<<<<

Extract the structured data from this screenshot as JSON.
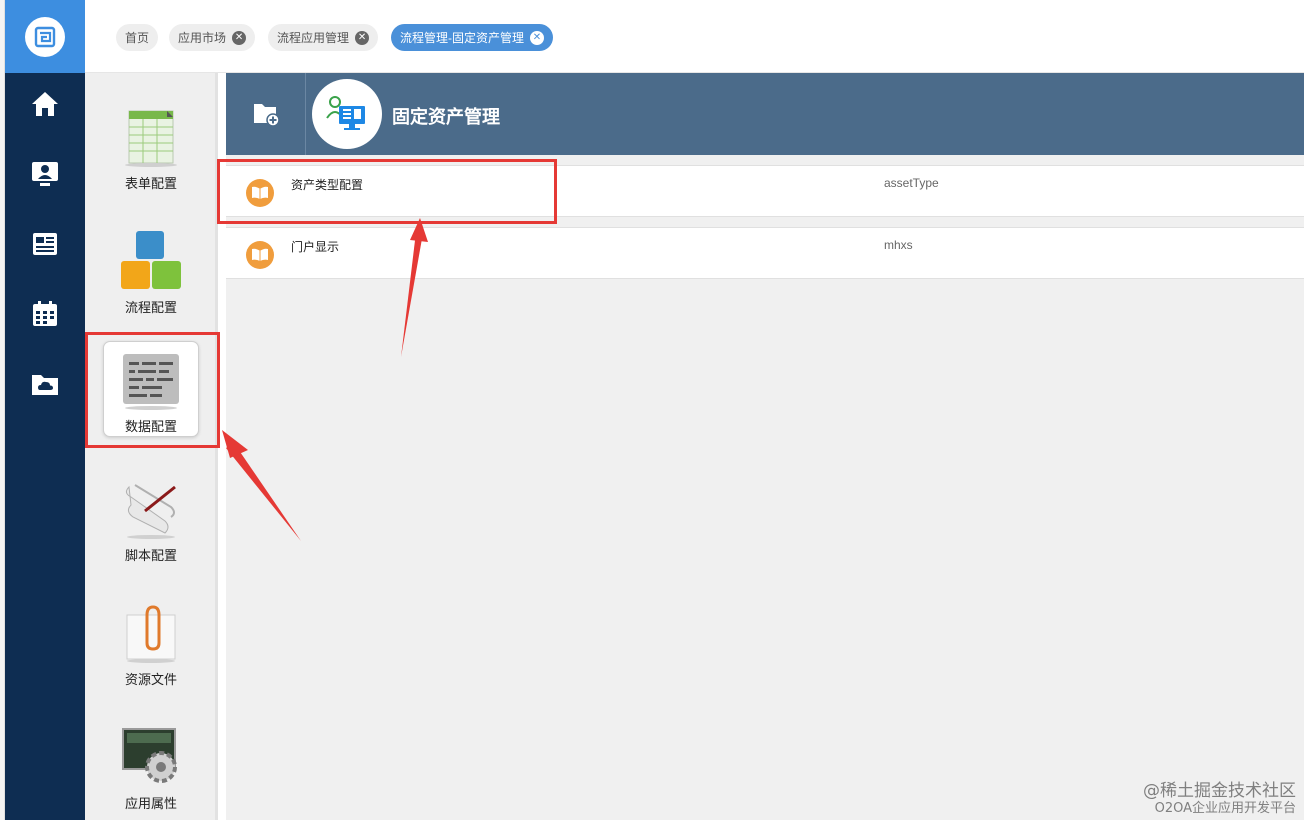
{
  "tabs": [
    {
      "label": "首页",
      "closable": false,
      "active": false
    },
    {
      "label": "应用市场",
      "closable": true,
      "active": false
    },
    {
      "label": "流程应用管理",
      "closable": true,
      "active": false
    },
    {
      "label": "流程管理-固定资产管理",
      "closable": true,
      "active": true
    }
  ],
  "left_nav": {
    "items": [
      {
        "icon": "home-icon"
      },
      {
        "icon": "user-screen-icon"
      },
      {
        "icon": "news-icon"
      },
      {
        "icon": "calendar-icon"
      },
      {
        "icon": "cloud-folder-icon"
      }
    ]
  },
  "sidebar": {
    "items": [
      {
        "label": "表单配置",
        "icon": "form-sheet-icon",
        "selected": false
      },
      {
        "label": "流程配置",
        "icon": "blocks-icon",
        "selected": false
      },
      {
        "label": "数据配置",
        "icon": "data-list-icon",
        "selected": true
      },
      {
        "label": "脚本配置",
        "icon": "script-scroll-icon",
        "selected": false
      },
      {
        "label": "资源文件",
        "icon": "paperclip-icon",
        "selected": false
      },
      {
        "label": "应用属性",
        "icon": "gear-icon",
        "selected": false
      }
    ]
  },
  "header": {
    "title": "固定资产管理",
    "add_icon": "add-folder-icon",
    "app_icon": "asset-monitor-icon"
  },
  "data_list": [
    {
      "name": "资产类型配置",
      "alias": "assetType",
      "icon": "book-icon"
    },
    {
      "name": "门户显示",
      "alias": "mhxs",
      "icon": "book-icon"
    }
  ],
  "watermark": {
    "line1": "@稀土掘金技术社区",
    "line2": "O2OA企业应用开发平台"
  },
  "colors": {
    "nav_bg": "#0e2d52",
    "accent": "#4a90d9",
    "header_bg": "#4b6b8a",
    "annotation": "#e53935",
    "list_icon": "#f09d3d"
  }
}
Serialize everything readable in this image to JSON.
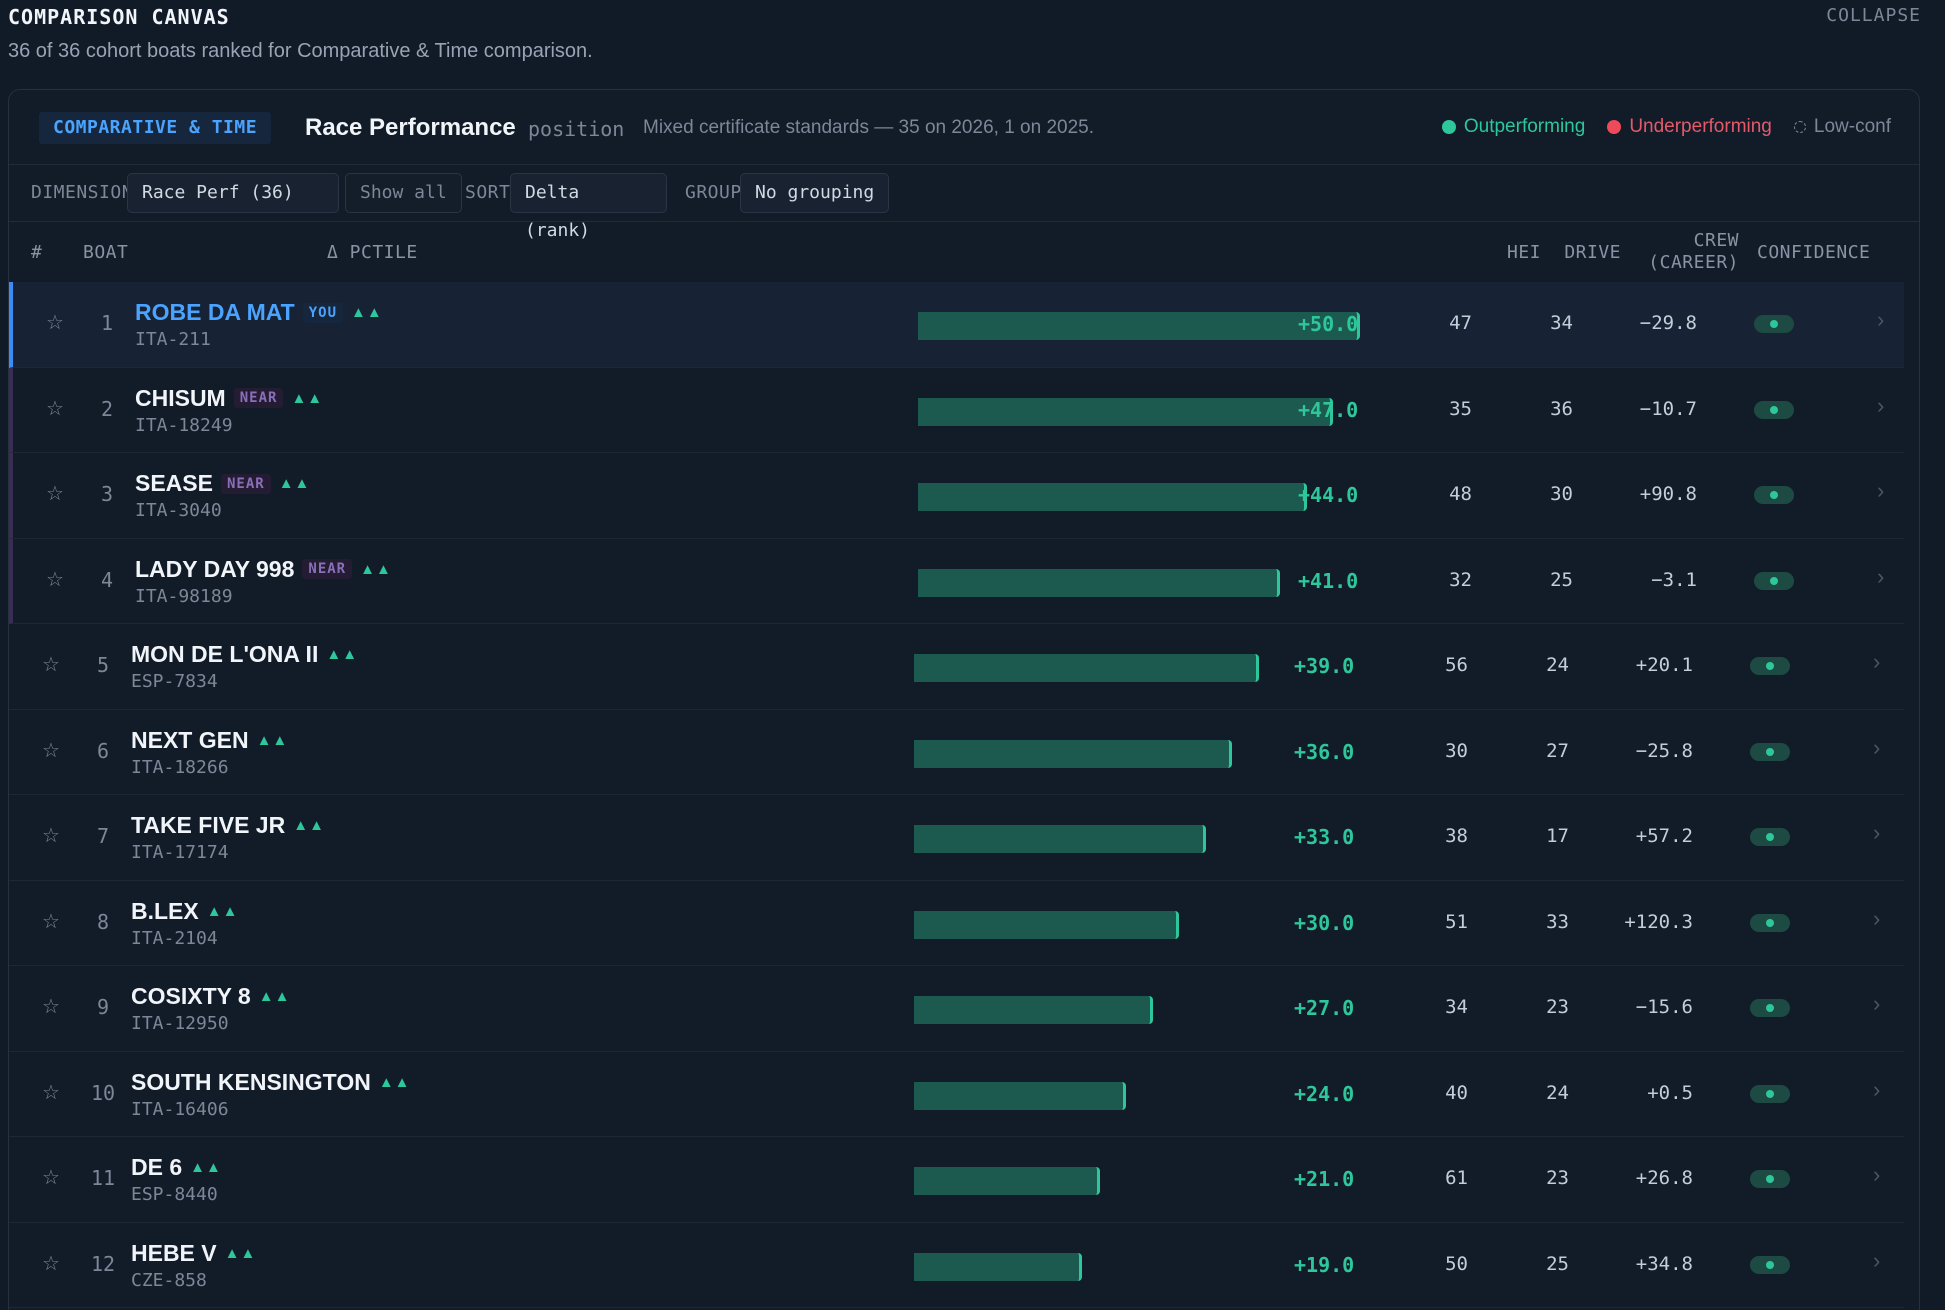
{
  "header": {
    "title": "COMPARISON CANVAS",
    "collapse_label": "COLLAPSE",
    "subtitle": "36 of 36 cohort boats ranked for Comparative & Time comparison."
  },
  "panel": {
    "tag": "COMPARATIVE & TIME",
    "title": "Race Performance",
    "metric": "position",
    "note": "Mixed certificate standards — 35 on 2026, 1 on 2025.",
    "legend": {
      "outperforming": "Outperforming",
      "underperforming": "Underperforming",
      "low_conf": "Low-conf"
    },
    "colors": {
      "outperforming": "#2dc79b",
      "underperforming": "#ef4a5a",
      "accent": "#4aa3ff"
    }
  },
  "controls": {
    "dimension_label": "DIMENSION",
    "dimension_value": "Race Perf (36)",
    "show_all": "Show all",
    "sort_label": "SORT",
    "sort_value": "Delta (rank)",
    "group_label": "GROUP",
    "group_value": "No grouping"
  },
  "columns": {
    "rank": "#",
    "boat": "BOAT",
    "delta": "Δ PCTILE",
    "hei": "HEI",
    "drive": "DRIVE",
    "crew_line1": "CREW",
    "crew_line2": "(CAREER)",
    "confidence": "CONFIDENCE"
  },
  "rows": [
    {
      "rank": "1",
      "name": "ROBE DA MAT",
      "badge": "YOU",
      "trend": "▲▲",
      "sail": "ITA-211",
      "delta": "+50.0",
      "delta_value": 50.0,
      "hei": "47",
      "drive": "34",
      "crew": "−29.8"
    },
    {
      "rank": "2",
      "name": "CHISUM",
      "badge": "NEAR",
      "trend": "▲▲",
      "sail": "ITA-18249",
      "delta": "+47.0",
      "delta_value": 47.0,
      "hei": "35",
      "drive": "36",
      "crew": "−10.7"
    },
    {
      "rank": "3",
      "name": "SEASE",
      "badge": "NEAR",
      "trend": "▲▲",
      "sail": "ITA-3040",
      "delta": "+44.0",
      "delta_value": 44.0,
      "hei": "48",
      "drive": "30",
      "crew": "+90.8"
    },
    {
      "rank": "4",
      "name": "LADY DAY 998",
      "badge": "NEAR",
      "trend": "▲▲",
      "sail": "ITA-98189",
      "delta": "+41.0",
      "delta_value": 41.0,
      "hei": "32",
      "drive": "25",
      "crew": "−3.1"
    },
    {
      "rank": "5",
      "name": "MON DE L'ONA II",
      "badge": "",
      "trend": "▲▲",
      "sail": "ESP-7834",
      "delta": "+39.0",
      "delta_value": 39.0,
      "hei": "56",
      "drive": "24",
      "crew": "+20.1"
    },
    {
      "rank": "6",
      "name": "NEXT GEN",
      "badge": "",
      "trend": "▲▲",
      "sail": "ITA-18266",
      "delta": "+36.0",
      "delta_value": 36.0,
      "hei": "30",
      "drive": "27",
      "crew": "−25.8"
    },
    {
      "rank": "7",
      "name": "TAKE FIVE JR",
      "badge": "",
      "trend": "▲▲",
      "sail": "ITA-17174",
      "delta": "+33.0",
      "delta_value": 33.0,
      "hei": "38",
      "drive": "17",
      "crew": "+57.2"
    },
    {
      "rank": "8",
      "name": "B.LEX",
      "badge": "",
      "trend": "▲▲",
      "sail": "ITA-2104",
      "delta": "+30.0",
      "delta_value": 30.0,
      "hei": "51",
      "drive": "33",
      "crew": "+120.3"
    },
    {
      "rank": "9",
      "name": "COSIXTY 8",
      "badge": "",
      "trend": "▲▲",
      "sail": "ITA-12950",
      "delta": "+27.0",
      "delta_value": 27.0,
      "hei": "34",
      "drive": "23",
      "crew": "−15.6"
    },
    {
      "rank": "10",
      "name": "SOUTH KENSINGTON",
      "badge": "",
      "trend": "▲▲",
      "sail": "ITA-16406",
      "delta": "+24.0",
      "delta_value": 24.0,
      "hei": "40",
      "drive": "24",
      "crew": "+0.5"
    },
    {
      "rank": "11",
      "name": "DE 6",
      "badge": "",
      "trend": "▲▲",
      "sail": "ESP-8440",
      "delta": "+21.0",
      "delta_value": 21.0,
      "hei": "61",
      "drive": "23",
      "crew": "+26.8"
    },
    {
      "rank": "12",
      "name": "HEBE V",
      "badge": "",
      "trend": "▲▲",
      "sail": "CZE-858",
      "delta": "+19.0",
      "delta_value": 19.0,
      "hei": "50",
      "drive": "25",
      "crew": "+34.8"
    }
  ],
  "icons": {
    "star": "star-outline-icon",
    "chevron": "chevron-right-icon",
    "trend": "double-up-triangle-icon"
  }
}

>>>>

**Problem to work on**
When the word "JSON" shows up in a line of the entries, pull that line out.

**Answer to the problem**
Extract the structured data from this screenshot as JSON.
Serialize everything readable in this image to JSON.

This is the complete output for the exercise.